Yes to Kyoto: Business Support for Climate Treaty in Kyoto

Yes to Kyoto

Business Support for Climate Treaty in Kyoto

European Business Council for a Sustainable Energy Future (e5)

Side Event
at the occasion of the
the UN-Climate Negotiations in Bonn (AGBM 8)

28 October 1997
19:00 – 20:00 / Seminarraum I

On this side events three organisations – the European Business Council for a Sustainable Energy Future, the U.S. Business Council for Sustainable Energy and the International Cogeneration Alliance – expressed their support for

  • a first legally binding greenhouse gas target in 2005
  • a clear greenhouse gas reduction target in 2010
  • introduction of emission trading mechanisms and Joint Implementation
  • harmonisation of emission and efficiency standards.

Presentations highlighted technologies that will be stimulated by a Kyoto Protocol: much more efficient use of energy in power generation and transportation as well as renewables.

Mark Schroeder, Enron Corp., a leading US and Europe based energy trading and services company, stressed the need to integrate the liberalisation of energy markets and the climate protection policy. This would improve not only the economic efficiency but also the carbon efficiency:“Well designed energy regulation will not damage the economy and give better price signals to the marketplace than detailed emission regulation.“

Joachim Benemann, Pilkington Solar, showed that the solar themal electricity generation has improved to a competitive position in the commercial power production market. Specifically in the geographical sunbelt of the earth, where a strong growth of energy demand is expected, solar thermal power plants can play an important role in the future electricity generation. „Environment-oriented governmental policies and financial support for market development are now needed to maintain the momentum of this innovation. The financial gap between conventional and solar energy must be bridged.“

Johannes Ebner, Daimler Benz, described how fuel cells – in parallel to further improvement of conventional vehicles – can play a key role in significant reduction of emissions by transportation. He announced that Daimler Benz will start mass production of fuel cell cars in 2004/2005. The present higher price level of this technology is a business risk that should be overcome by worldwide harmonisation of framework conditions, like efficiency and emission standards. „A common voluntary action of the worldwide car industry to reach this harmonisation cannot be expected. We look to our respective governments to initiate the foundation in Kyoto.“

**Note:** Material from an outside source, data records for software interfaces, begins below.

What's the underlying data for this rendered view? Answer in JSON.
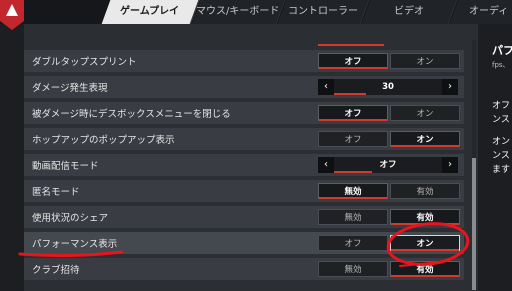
{
  "tabs": [
    {
      "label": "ゲームプレイ",
      "active": true
    },
    {
      "label": "マウス/キーボード",
      "active": false
    },
    {
      "label": "コントローラー",
      "active": false
    },
    {
      "label": "ビデオ",
      "active": false
    },
    {
      "label": "オーディ",
      "active": false
    }
  ],
  "settings": [
    {
      "label": "ダブルタップスプリント",
      "type": "toggle",
      "left": "オフ",
      "right": "オン",
      "selected": "left"
    },
    {
      "label": "ダメージ発生表現",
      "type": "stepper",
      "value": "30",
      "fill": 0.3
    },
    {
      "label": "被ダメージ時にデスボックスメニューを閉じる",
      "type": "toggle",
      "left": "オフ",
      "right": "オン",
      "selected": "left"
    },
    {
      "label": "ホップアップのポップアップ表示",
      "type": "toggle",
      "left": "オフ",
      "right": "オン",
      "selected": "right"
    },
    {
      "label": "動画配信モード",
      "type": "stepper",
      "value": "オフ",
      "fill": 0.35
    },
    {
      "label": "匿名モード",
      "type": "toggle",
      "left": "無効",
      "right": "有効",
      "selected": "left"
    },
    {
      "label": "使用状況のシェア",
      "type": "toggle",
      "left": "無効",
      "right": "有効",
      "selected": "right"
    },
    {
      "label": "パフォーマンス表示",
      "type": "toggle",
      "left": "オフ",
      "right": "オン",
      "selected": "right",
      "highlight": true
    },
    {
      "label": "クラブ招待",
      "type": "toggle",
      "left": "無効",
      "right": "有効",
      "selected": "right"
    }
  ],
  "info": {
    "title": "パフ",
    "subtitle": "fps、",
    "lines": [
      "オフ",
      "ンス",
      "オン",
      "ンス",
      "ます"
    ]
  },
  "colors": {
    "accent": "#d33a2c",
    "annotation": "#e8141e"
  }
}
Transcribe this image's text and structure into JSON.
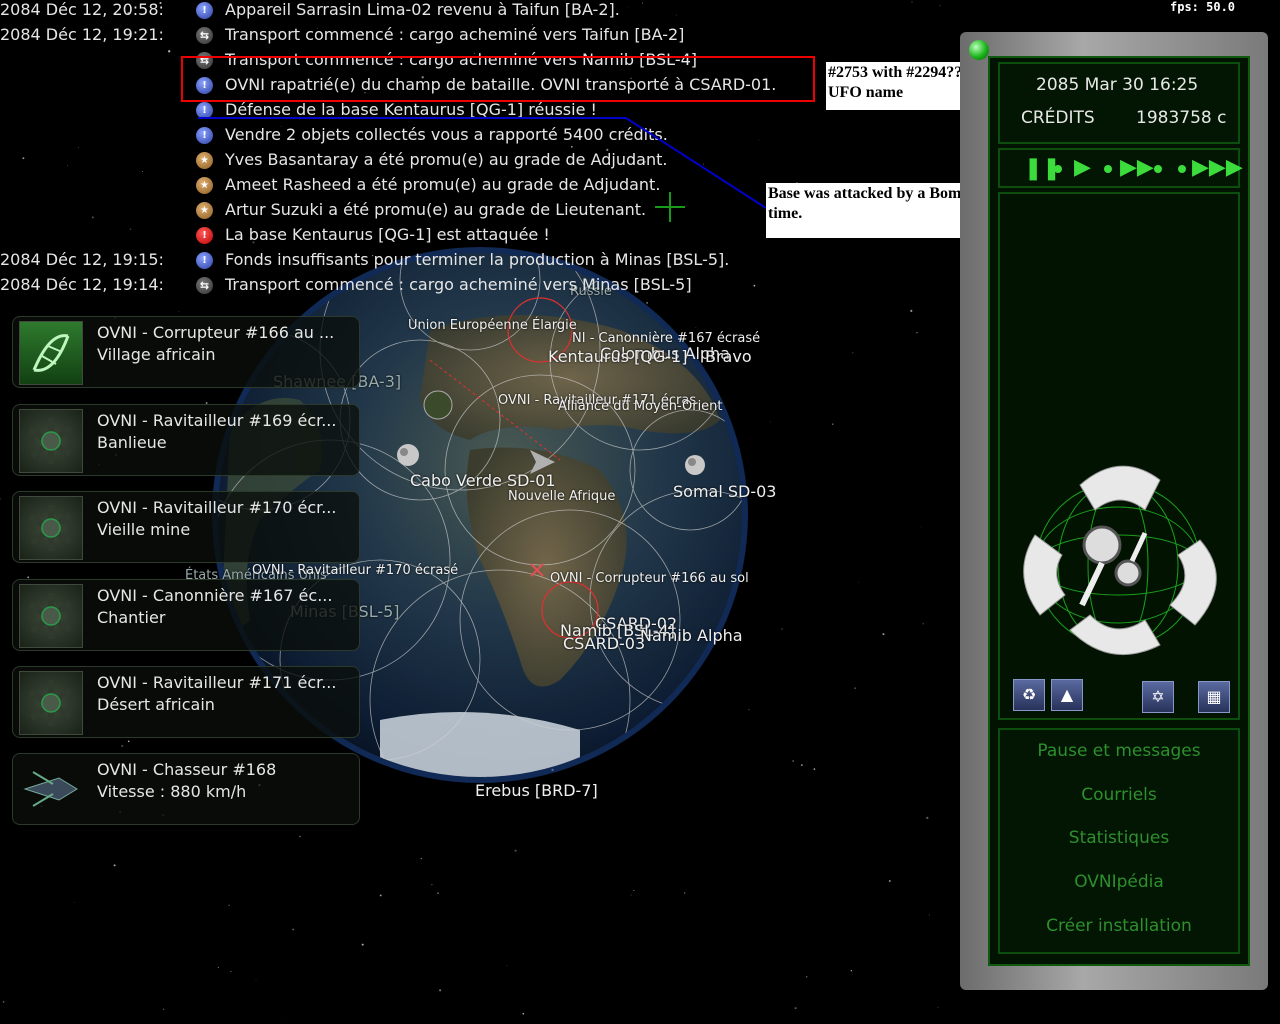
{
  "fps": "fps: 50.0",
  "messages": [
    {
      "time": "2084 Déc 12, 20:58:",
      "icon": "info",
      "text": "Appareil Sarrasin Lima-02 revenu à Taifun [BA-2]."
    },
    {
      "time": "2084 Déc 12, 19:21:",
      "icon": "transport",
      "text": "Transport commencé : cargo acheminé vers Taifun [BA-2]"
    },
    {
      "time": "",
      "icon": "transport",
      "text": "Transport commencé : cargo acheminé vers Namib [BSL-4]"
    },
    {
      "time": "",
      "icon": "info",
      "text": "OVNI rapatrié(e) du champ de bataille. OVNI transporté à CSARD-01."
    },
    {
      "time": "",
      "icon": "info",
      "text": "Défense de la base Kentaurus [QG-1] réussie !"
    },
    {
      "time": "",
      "icon": "info",
      "text": "Vendre 2 objets collectés vous a rapporté 5400 crédits."
    },
    {
      "time": "",
      "icon": "promo",
      "text": "Yves Basantaray a été promu(e) au grade de Adjudant."
    },
    {
      "time": "",
      "icon": "promo",
      "text": "Ameet Rasheed a été promu(e) au grade de Adjudant."
    },
    {
      "time": "",
      "icon": "promo",
      "text": "Artur Suzuki a été promu(e) au grade de Lieutenant."
    },
    {
      "time": "",
      "icon": "alert",
      "text": "La base Kentaurus [QG-1] est attaquée !"
    },
    {
      "time": "2084 Déc 12, 19:15:",
      "icon": "info",
      "text": "Fonds insuffisants pour terminer la production à Minas [BSL-5]."
    },
    {
      "time": "2084 Déc 12, 19:14:",
      "icon": "transport",
      "text": "Transport commencé : cargo acheminé vers Minas [BSL-5]"
    }
  ],
  "annotations": {
    "note1": "#2753 with #2294?? UFO name",
    "note2": "Base was attacked by a Bomber, a not yet researched UFO at this time."
  },
  "ufos": [
    {
      "title": "OVNI - Corrupteur #166 au ...",
      "sub": "Village africain",
      "thumb": "dna-icon"
    },
    {
      "title": "OVNI - Ravitailleur #169 écr...",
      "sub": "Banlieue",
      "thumb": "ufo-wreck-icon"
    },
    {
      "title": "OVNI - Ravitailleur #170 écr...",
      "sub": "Vieille mine",
      "thumb": "ufo-wreck-icon"
    },
    {
      "title": "OVNI - Canonnière #167 éc...",
      "sub": "Chantier",
      "thumb": "ufo-wreck-icon"
    },
    {
      "title": "OVNI - Ravitailleur #171 écr...",
      "sub": "Désert africain",
      "thumb": "ufo-wreck-icon"
    },
    {
      "title": "OVNI - Chasseur #168",
      "sub": "Vitesse : 880 km/h",
      "thumb": "fighter-icon"
    }
  ],
  "map_labels": [
    "Russie",
    "Union Européenne Élargie",
    "NI - Canonnière #167 écrasé",
    "Colombus Alpha",
    "Kentaurus [QG-1]",
    "Bravo",
    "Shawnee [BA-3]",
    "OVNI - Ravitailleur #171 écras",
    "Alliance du Moyen-Orient",
    "Cabo Verde SD-01",
    "Nouvelle Afrique",
    "Somal SD-03",
    "États Américains Unis",
    "OVNI - Ravitailleur #170 écrasé",
    "OVNI - Corrupteur #166 au sol",
    "Minas [BSL-5]",
    "CSARD-02",
    "Namib [BSL-4]",
    "Namib Alpha",
    "CSARD-03",
    "Erebus [BRD-7]"
  ],
  "panel": {
    "date": "2085 Mar 30 16:25",
    "credits_label": "CRÉDITS",
    "credits_value": "1983758 c",
    "menu": [
      "Pause et messages",
      "Courriels",
      "Statistiques",
      "OVNIpédia",
      "Créer installation"
    ]
  },
  "colors": {
    "accent_green": "#3cdc3c",
    "menu_green": "#2d8f2d",
    "annotation_red": "#e00000",
    "annotation_blue": "#0000cc"
  }
}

Michael Brown, Cogen Europe, the association for the promotion of cogeneration/combined heat and power, stressed the need for an early target in Kyoto. „Cogeneration, in particular with natural gas, is not only a climate friendly but now the most cost effective way into the energy future. We need the combination of liberalised energy markets and internalisation of the external costs.“ Brown also pointed out that for European Business there are not only Joint Implementation potentials in Eastern Europe, but also in the United States with their relatively low energy efficiency.